:: Directions for this task ::
Restate all the data exactly, so that each line is the same as before.
═════ Given data ═════
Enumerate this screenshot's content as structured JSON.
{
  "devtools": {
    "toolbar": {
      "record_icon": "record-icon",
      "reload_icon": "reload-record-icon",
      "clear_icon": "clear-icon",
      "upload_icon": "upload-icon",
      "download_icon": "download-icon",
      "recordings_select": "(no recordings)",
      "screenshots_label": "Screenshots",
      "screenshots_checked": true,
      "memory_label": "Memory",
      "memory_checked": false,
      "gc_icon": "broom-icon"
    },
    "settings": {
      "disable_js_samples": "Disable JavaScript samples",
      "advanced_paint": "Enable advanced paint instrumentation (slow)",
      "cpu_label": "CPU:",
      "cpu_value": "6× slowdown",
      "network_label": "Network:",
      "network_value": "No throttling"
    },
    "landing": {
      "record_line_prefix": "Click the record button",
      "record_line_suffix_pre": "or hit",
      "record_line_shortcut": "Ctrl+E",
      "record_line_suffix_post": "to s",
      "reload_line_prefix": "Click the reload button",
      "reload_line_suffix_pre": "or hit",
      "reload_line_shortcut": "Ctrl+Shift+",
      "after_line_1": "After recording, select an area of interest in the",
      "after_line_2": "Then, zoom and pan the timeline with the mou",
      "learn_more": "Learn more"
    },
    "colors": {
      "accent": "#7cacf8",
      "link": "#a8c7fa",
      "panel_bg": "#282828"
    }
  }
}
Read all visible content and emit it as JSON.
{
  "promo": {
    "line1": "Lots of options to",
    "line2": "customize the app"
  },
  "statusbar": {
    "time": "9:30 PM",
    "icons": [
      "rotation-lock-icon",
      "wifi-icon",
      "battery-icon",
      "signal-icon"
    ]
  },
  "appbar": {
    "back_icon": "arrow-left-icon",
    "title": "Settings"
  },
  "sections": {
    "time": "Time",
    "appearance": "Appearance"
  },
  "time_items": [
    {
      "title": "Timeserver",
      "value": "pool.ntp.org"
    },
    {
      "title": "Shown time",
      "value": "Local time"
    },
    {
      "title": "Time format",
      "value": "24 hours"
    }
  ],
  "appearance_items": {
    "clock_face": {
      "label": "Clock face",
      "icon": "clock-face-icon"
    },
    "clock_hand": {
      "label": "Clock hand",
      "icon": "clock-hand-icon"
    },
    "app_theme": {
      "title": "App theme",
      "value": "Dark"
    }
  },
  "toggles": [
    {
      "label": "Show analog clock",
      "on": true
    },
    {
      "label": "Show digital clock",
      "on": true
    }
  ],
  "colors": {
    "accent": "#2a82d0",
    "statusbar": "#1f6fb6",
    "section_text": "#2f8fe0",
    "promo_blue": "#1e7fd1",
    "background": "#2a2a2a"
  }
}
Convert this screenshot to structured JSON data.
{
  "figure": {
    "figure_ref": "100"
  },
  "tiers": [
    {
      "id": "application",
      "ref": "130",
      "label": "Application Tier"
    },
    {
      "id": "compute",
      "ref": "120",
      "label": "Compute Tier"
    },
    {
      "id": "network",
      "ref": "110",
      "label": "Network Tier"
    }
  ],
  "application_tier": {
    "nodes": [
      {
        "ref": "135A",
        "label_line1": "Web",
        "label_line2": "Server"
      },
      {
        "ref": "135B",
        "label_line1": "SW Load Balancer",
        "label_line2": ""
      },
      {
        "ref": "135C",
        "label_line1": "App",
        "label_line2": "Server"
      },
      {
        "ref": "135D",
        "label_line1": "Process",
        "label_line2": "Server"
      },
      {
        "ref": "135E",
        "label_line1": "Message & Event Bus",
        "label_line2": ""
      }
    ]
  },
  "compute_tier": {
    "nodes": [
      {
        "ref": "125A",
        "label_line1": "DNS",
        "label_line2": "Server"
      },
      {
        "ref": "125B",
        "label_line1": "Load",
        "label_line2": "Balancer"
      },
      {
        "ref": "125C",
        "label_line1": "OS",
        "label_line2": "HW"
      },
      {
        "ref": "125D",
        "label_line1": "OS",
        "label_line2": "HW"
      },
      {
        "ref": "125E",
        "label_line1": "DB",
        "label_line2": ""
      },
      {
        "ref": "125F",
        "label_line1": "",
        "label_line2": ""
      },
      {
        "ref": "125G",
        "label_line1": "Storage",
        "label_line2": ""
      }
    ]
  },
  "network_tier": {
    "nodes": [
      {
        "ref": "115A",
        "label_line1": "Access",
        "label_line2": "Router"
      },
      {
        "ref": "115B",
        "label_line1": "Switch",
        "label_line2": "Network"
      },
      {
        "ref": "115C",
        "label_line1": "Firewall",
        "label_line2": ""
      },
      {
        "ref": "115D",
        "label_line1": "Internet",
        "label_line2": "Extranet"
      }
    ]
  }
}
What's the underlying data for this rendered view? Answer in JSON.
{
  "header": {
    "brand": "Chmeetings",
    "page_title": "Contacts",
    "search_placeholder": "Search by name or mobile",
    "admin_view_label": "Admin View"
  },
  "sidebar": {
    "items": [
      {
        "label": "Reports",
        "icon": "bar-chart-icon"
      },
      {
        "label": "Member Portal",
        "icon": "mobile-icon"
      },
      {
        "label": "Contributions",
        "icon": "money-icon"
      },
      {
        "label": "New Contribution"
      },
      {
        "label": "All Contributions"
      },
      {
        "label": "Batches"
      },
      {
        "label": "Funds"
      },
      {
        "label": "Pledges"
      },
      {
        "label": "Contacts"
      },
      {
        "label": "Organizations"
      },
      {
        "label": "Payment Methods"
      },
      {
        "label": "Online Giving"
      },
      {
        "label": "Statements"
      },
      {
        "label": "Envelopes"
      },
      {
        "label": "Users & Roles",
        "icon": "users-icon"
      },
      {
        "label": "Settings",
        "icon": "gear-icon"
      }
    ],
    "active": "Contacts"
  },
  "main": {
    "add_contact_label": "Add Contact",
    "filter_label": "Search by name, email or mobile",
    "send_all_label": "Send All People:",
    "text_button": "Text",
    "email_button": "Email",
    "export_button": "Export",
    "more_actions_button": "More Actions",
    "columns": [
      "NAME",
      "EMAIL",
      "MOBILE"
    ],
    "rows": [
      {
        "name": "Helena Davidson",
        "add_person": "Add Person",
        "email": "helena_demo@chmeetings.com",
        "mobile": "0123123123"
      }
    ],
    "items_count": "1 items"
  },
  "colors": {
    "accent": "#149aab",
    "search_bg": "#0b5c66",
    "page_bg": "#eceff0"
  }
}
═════
:: Response to the exercise ::
Enumerate this screenshot's content as structured JSON.
{
  "devtools": {
    "toolbar": {
      "record_icon": "record-icon",
      "reload_icon": "reload-record-icon",
      "clear_icon": "clear-icon",
      "upload_icon": "upload-icon",
      "download_icon": "download-icon",
      "recordings_select": "(no recordings)",
      "screenshots_label": "Screenshots",
      "screenshots_checked": true,
      "memory_label": "Memory",
      "memory_checked": false,
      "gc_icon": "broom-icon"
    },
    "settings": {
      "disable_js_samples": "Disable JavaScript samples",
      "advanced_paint": "Enable advanced paint instrumentation (slow)",
      "cpu_label": "CPU:",
      "cpu_value": "6× slowdown",
      "network_label": "Network:",
      "network_value": "No throttling"
    },
    "landing": {
      "record_line_prefix": "Click the record button",
      "record_line_suffix_pre": "or hit",
      "record_line_shortcut": "Ctrl+E",
      "record_line_suffix_post": "to s",
      "reload_line_prefix": "Click the reload button",
      "reload_line_suffix_pre": "or hit",
      "reload_line_shortcut": "Ctrl+Shift+",
      "after_line_1": "After recording, select an area of interest in the",
      "after_line_2": "Then, zoom and pan the timeline with the mou",
      "learn_more": "Learn more"
    },
    "colors": {
      "accent": "#7cacf8",
      "link": "#a8c7fa",
      "panel_bg": "#282828"
    }
  }
}
Read all visible content and emit it as JSON.
{
  "promo": {
    "line1": "Lots of options to",
    "line2": "customize the app"
  },
  "statusbar": {
    "time": "9:30 PM",
    "icons": [
      "rotation-lock-icon",
      "wifi-icon",
      "battery-icon",
      "signal-icon"
    ]
  },
  "appbar": {
    "back_icon": "arrow-left-icon",
    "title": "Settings"
  },
  "sections": {
    "time": "Time",
    "appearance": "Appearance"
  },
  "time_items": [
    {
      "title": "Timeserver",
      "value": "pool.ntp.org"
    },
    {
      "title": "Shown time",
      "value": "Local time"
    },
    {
      "title": "Time format",
      "value": "24 hours"
    }
  ],
  "appearance_items": {
    "clock_face": {
      "label": "Clock face",
      "icon": "clock-face-icon"
    },
    "clock_hand": {
      "label": "Clock hand",
      "icon": "clock-hand-icon"
    },
    "app_theme": {
      "title": "App theme",
      "value": "Dark"
    }
  },
  "toggles": [
    {
      "label": "Show analog clock",
      "on": true
    },
    {
      "label": "Show digital clock",
      "on": true
    }
  ],
  "colors": {
    "accent": "#2a82d0",
    "statusbar": "#1f6fb6",
    "section_text": "#2f8fe0",
    "promo_blue": "#1e7fd1",
    "background": "#2a2a2a"
  }
}
Convert this screenshot to structured JSON data.
{
  "figure": {
    "figure_ref": "100"
  },
  "tiers": [
    {
      "id": "application",
      "ref": "130",
      "label": "Application Tier"
    },
    {
      "id": "compute",
      "ref": "120",
      "label": "Compute Tier"
    },
    {
      "id": "network",
      "ref": "110",
      "label": "Network Tier"
    }
  ],
  "application_tier": {
    "nodes": [
      {
        "ref": "135A",
        "label_line1": "Web",
        "label_line2": "Server"
      },
      {
        "ref": "135B",
        "label_line1": "SW Load Balancer",
        "label_line2": ""
      },
      {
        "ref": "135C",
        "label_line1": "App",
        "label_line2": "Server"
      },
      {
        "ref": "135D",
        "label_line1": "Process",
        "label_line2": "Server"
      },
      {
        "ref": "135E",
        "label_line1": "Message & Event Bus",
        "label_line2": ""
      }
    ]
  },
  "compute_tier": {
    "nodes": [
      {
        "ref": "125A",
        "label_line1": "DNS",
        "label_line2": "Server"
      },
      {
        "ref": "125B",
        "label_line1": "Load",
        "label_line2": "Balancer"
      },
      {
        "ref": "125C",
        "label_line1": "OS",
        "label_line2": "HW"
      },
      {
        "ref": "125D",
        "label_line1": "OS",
        "label_line2": "HW"
      },
      {
        "ref": "125E",
        "label_line1": "DB",
        "label_line2": ""
      },
      {
        "ref": "125F",
        "label_line1": "",
        "label_line2": ""
      },
      {
        "ref": "125G",
        "label_line1": "Storage",
        "label_line2": ""
      }
    ]
  },
  "network_tier": {
    "nodes": [
      {
        "ref": "115A",
        "label_line1": "Access",
        "label_line2": "Router"
      },
      {
        "ref": "115B",
        "label_line1": "Switch",
        "label_line2": "Network"
      },
      {
        "ref": "115C",
        "label_line1": "Firewall",
        "label_line2": ""
      },
      {
        "ref": "115D",
        "label_line1": "Internet",
        "label_line2": "Extranet"
      }
    ]
  }
}
What's the underlying data for this rendered view? Answer in JSON.
{
  "header": {
    "brand": "Chmeetings",
    "page_title": "Contacts",
    "search_placeholder": "Search by name or mobile",
    "admin_view_label": "Admin View"
  },
  "sidebar": {
    "items": [
      {
        "label": "Reports",
        "icon": "bar-chart-icon"
      },
      {
        "label": "Member Portal",
        "icon": "mobile-icon"
      },
      {
        "label": "Contributions",
        "icon": "money-icon"
      },
      {
        "label": "New Contribution"
      },
      {
        "label": "All Contributions"
      },
      {
        "label": "Batches"
      },
      {
        "label": "Funds"
      },
      {
        "label": "Pledges"
      },
      {
        "label": "Contacts"
      },
      {
        "label": "Organizations"
      },
      {
        "label": "Payment Methods"
      },
      {
        "label": "Online Giving"
      },
      {
        "label": "Statements"
      },
      {
        "label": "Envelopes"
      },
      {
        "label": "Users & Roles",
        "icon": "users-icon"
      },
      {
        "label": "Settings",
        "icon": "gear-icon"
      }
    ],
    "active": "Contacts"
  },
  "main": {
    "add_contact_label": "Add Contact",
    "filter_label": "Search by name, email or mobile",
    "send_all_label": "Send All People:",
    "text_button": "Text",
    "email_button": "Email",
    "export_button": "Export",
    "more_actions_button": "More Actions",
    "columns": [
      "NAME",
      "EMAIL",
      "MOBILE"
    ],
    "rows": [
      {
        "name": "Helena Davidson",
        "add_person": "Add Person",
        "email": "helena_demo@chmeetings.com",
        "mobile": "0123123123"
      }
    ],
    "items_count": "1 items"
  },
  "colors": {
    "accent": "#149aab",
    "search_bg": "#0b5c66",
    "page_bg": "#eceff0"
  }
}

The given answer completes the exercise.